Source: Huff Post
Author: Chris Gentlviso
CBS News reported Thursday that leaked versions sent out by the GOP last Friday had visible differences than Wednesday’s official batch. Two correspondences that were singled out in the report came from National Security Adviser Ben Rhodes and State Department Spokeswoman Victoria Nuland.
The GOP version of Rhodes’ comment, according to CBS News: “We must make sure that the talking points reflect all agency equities, including those of the State Department, and we don’t want to undermine the FBI investigation.”
The White House email: “We need to resolve this in a way that respects all of the relevant equities, particularly the investigation.”
The GOP version of Nuland’s comment, according to CBS News: The penultimate point is a paragraph talking about all the previous warnings provided by the Agency (CIA) about al-Qaeda’s presence and activities of al-Qaeda.”

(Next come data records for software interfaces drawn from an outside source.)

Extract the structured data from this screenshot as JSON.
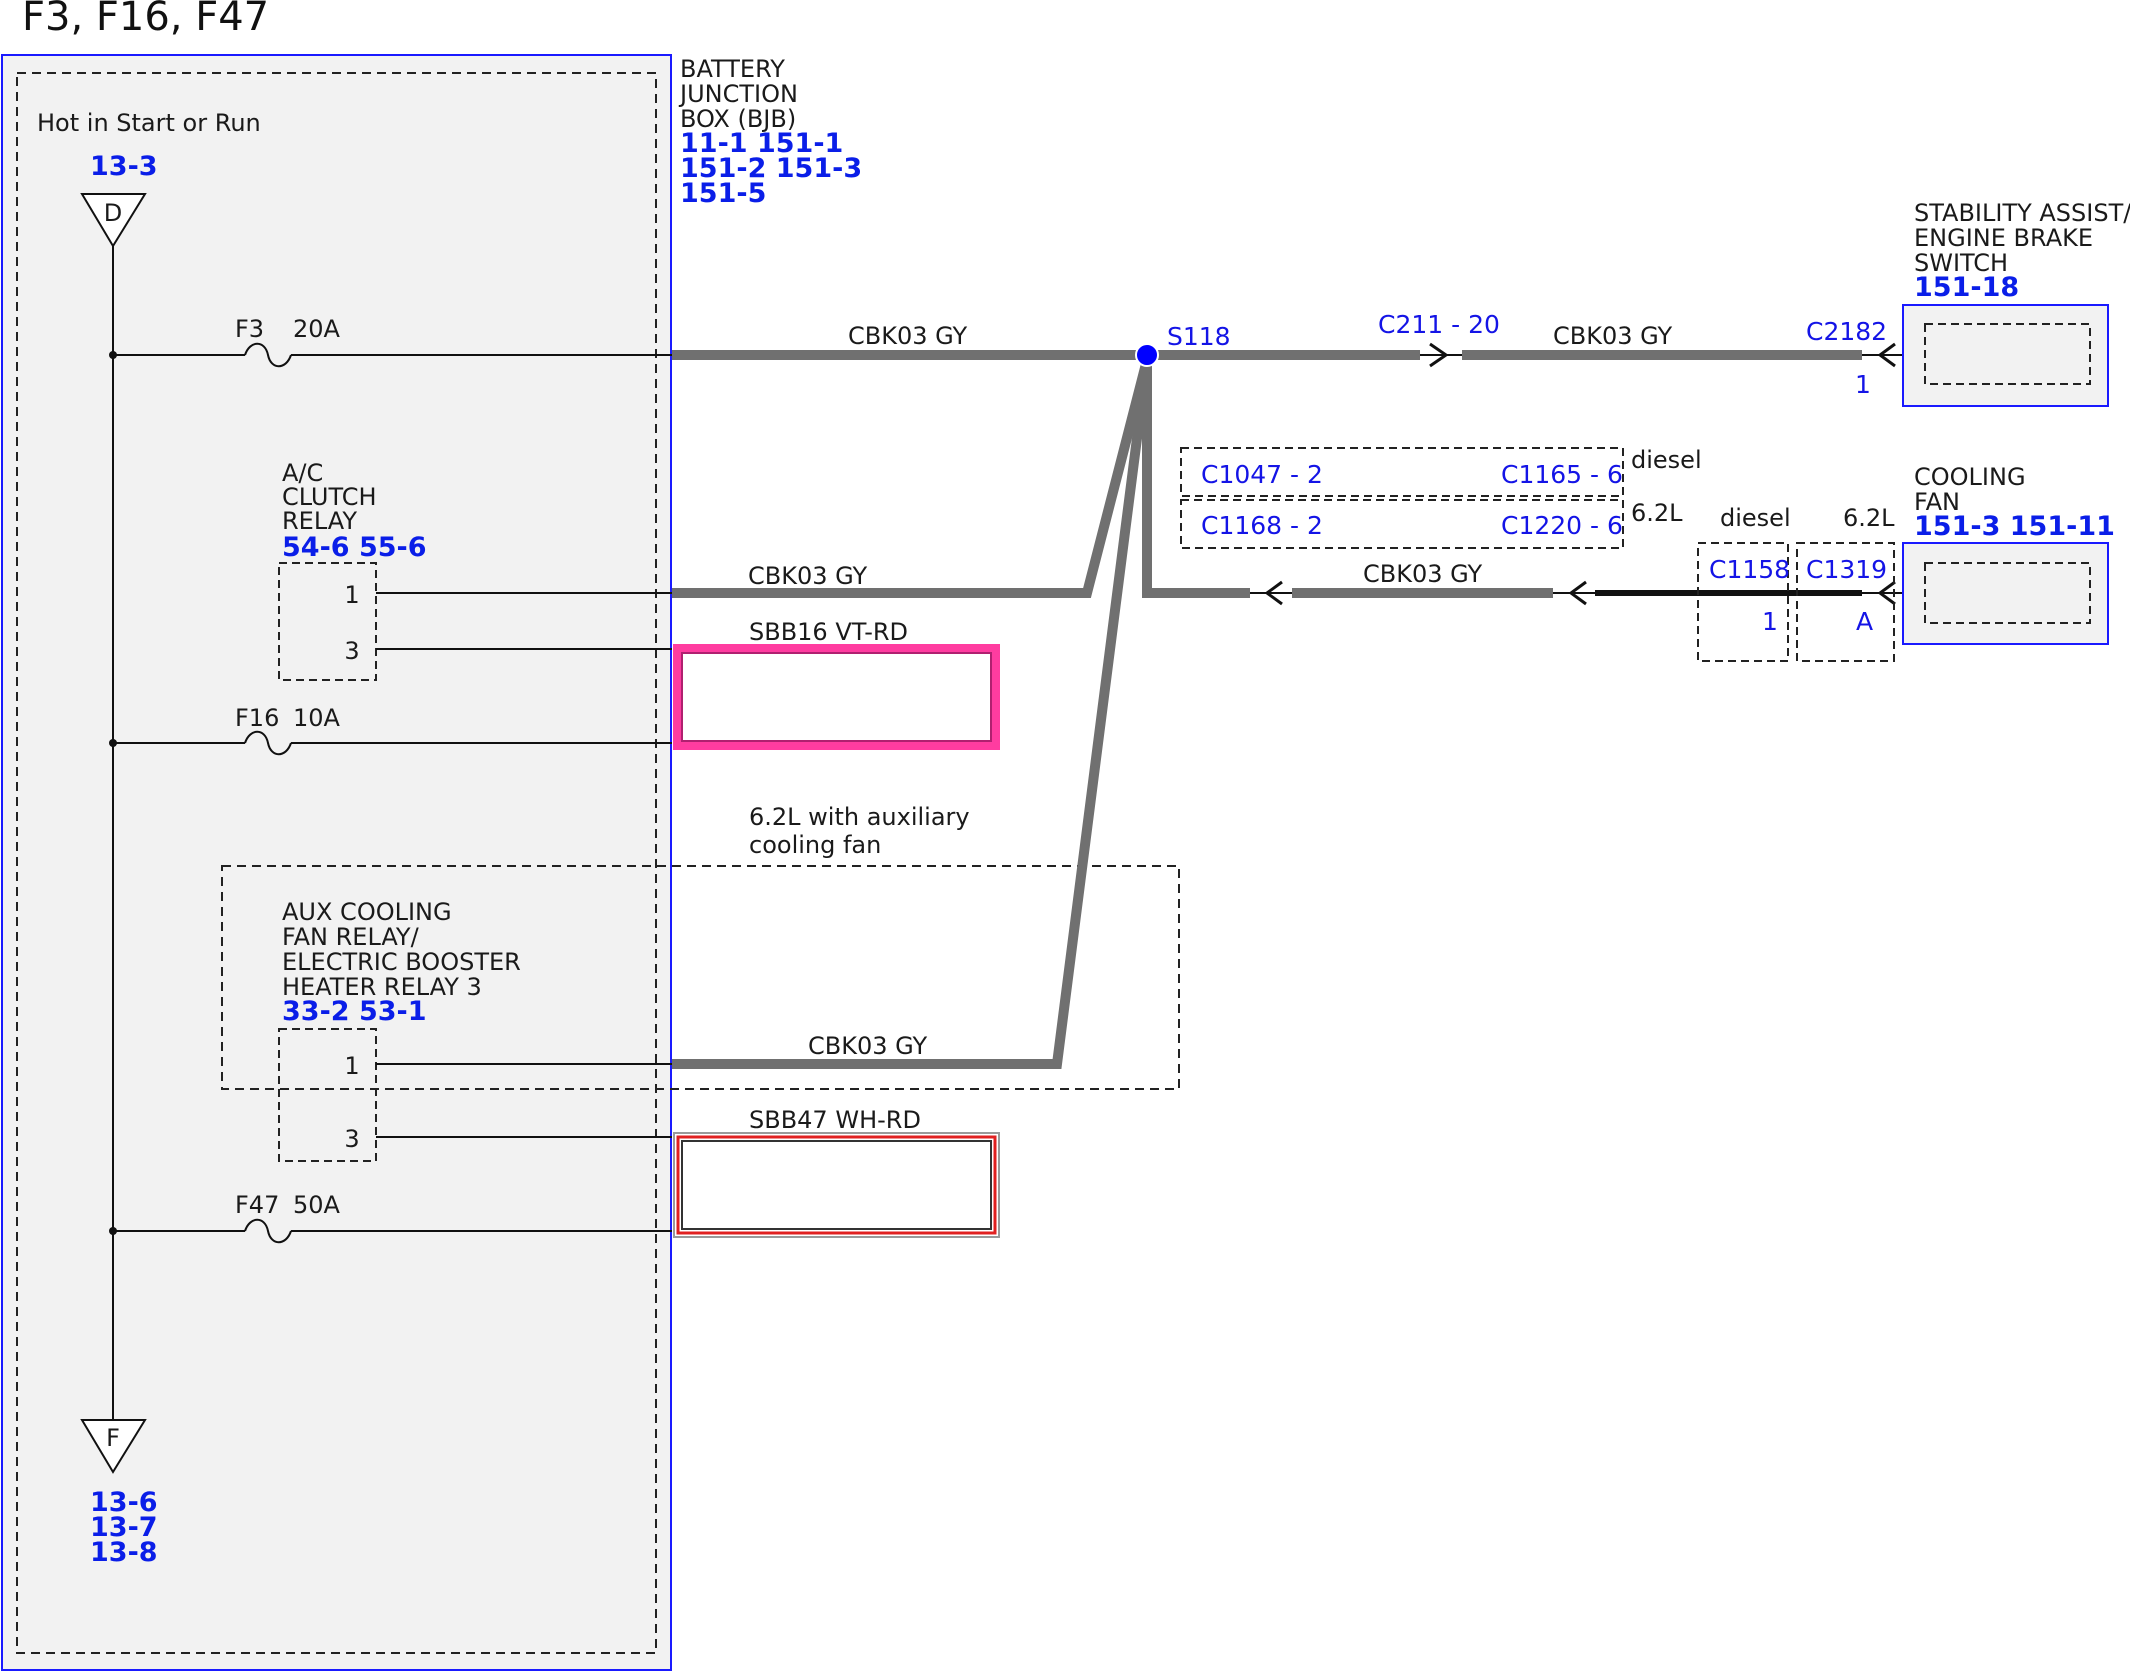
{
  "title": "F3, F16, F47",
  "colors": {
    "panel_border": "#1a1aff",
    "panel_fill": "#f2f2f2",
    "wire_gray": "#7a7a7a",
    "splice_dot": "#0000ff",
    "ref_blue": "#0a1ee8",
    "violet_red": "#ff3ca0",
    "white_red": "#e02020"
  },
  "bjb": {
    "label_lines": [
      "BATTERY",
      "JUNCTION",
      "BOX (BJB)"
    ],
    "refs": [
      "11-1  151-1",
      "151-2 151-3",
      "151-5"
    ],
    "hot_label": "Hot in Start or Run",
    "top_ref": "13-3",
    "top_symbol": "D",
    "bottom_symbol": "F",
    "bottom_refs": [
      "13-6",
      "13-7",
      "13-8"
    ]
  },
  "fuses": [
    {
      "name": "F3",
      "rating": "20A"
    },
    {
      "name": "F16",
      "rating": "10A"
    },
    {
      "name": "F47",
      "rating": "50A"
    }
  ],
  "ac_relay": {
    "label_lines": [
      "A/C",
      "CLUTCH",
      "RELAY"
    ],
    "refs": "54-6   55-6",
    "pins": [
      "1",
      "3"
    ]
  },
  "aux_relay": {
    "label_lines": [
      "AUX COOLING",
      "FAN RELAY/",
      "ELECTRIC BOOSTER",
      "HEATER RELAY 3"
    ],
    "refs": "33-2   53-1",
    "pins": [
      "1",
      "3"
    ],
    "option_lines": [
      "6.2L with auxiliary",
      "cooling fan"
    ]
  },
  "wires": {
    "cbk03_gy": "CBK03   GY",
    "sbb16": "SBB16   VT-RD",
    "sbb47": "SBB47   WH-RD"
  },
  "splice": "S118",
  "connectors": {
    "c211": "C211 - 20",
    "c2182": "C2182",
    "c2182_pin": "1",
    "c1047": "C1047 - 2",
    "c1165": "C1165 - 6",
    "c1168": "C1168 - 2",
    "c1220": "C1220 - 6",
    "c1158": "C1158",
    "c1158_pin": "1",
    "c1319": "C1319",
    "c1319_pin": "A",
    "diesel": "diesel",
    "v62": "6.2L"
  },
  "stability_switch": {
    "label_lines": [
      "STABILITY ASSIST/",
      "ENGINE BRAKE",
      "SWITCH"
    ],
    "ref": "151-18"
  },
  "cooling_fan": {
    "label_lines": [
      "COOLING",
      "FAN"
    ],
    "refs": "151-3   151-11"
  }
}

The White House email: “The penultimate point could be abused by members to beat the State Department for not paying attention to Agency warnings.”

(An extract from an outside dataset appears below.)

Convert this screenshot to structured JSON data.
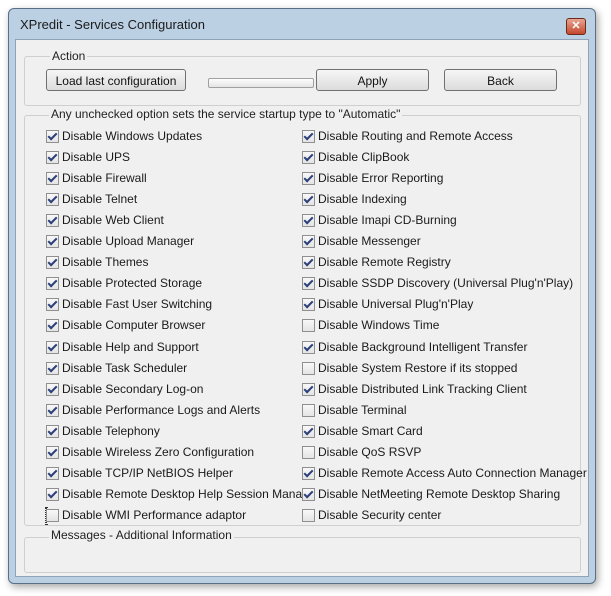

The news parallels a Tuesday CNN report which initially introduced the contradiction between what was revealed in a White House Benghazi email version, versus what was reported in media outlets. On Monday, Mother Jones noted that the Republicans’ interim report included the correct version of the emails, signaling that more malice and less incompetence may have been at play with the alleged alterations.
In that April interim report on Benghazi (which Buck noted), the House Republicans cited these emails (in footnotes 56 and 57) to note an important point: “State Department emails reveal senior officials had ‘serious concerns’ about the talking points, because Members of Congress might attack the State Department for ‘not paying attention to Agency warnings’ about the growing threat in Benghazi.”
Despite the White House’s Wednesday move to release emails, Republicans continued to call for more information on Thursday.
“While these hundred are good and they shed light on what happened, we have nearly 25,000 that they haven’t released,” Rep. Jason Chaffetz (R-Utah) told Fox News on Thursday.”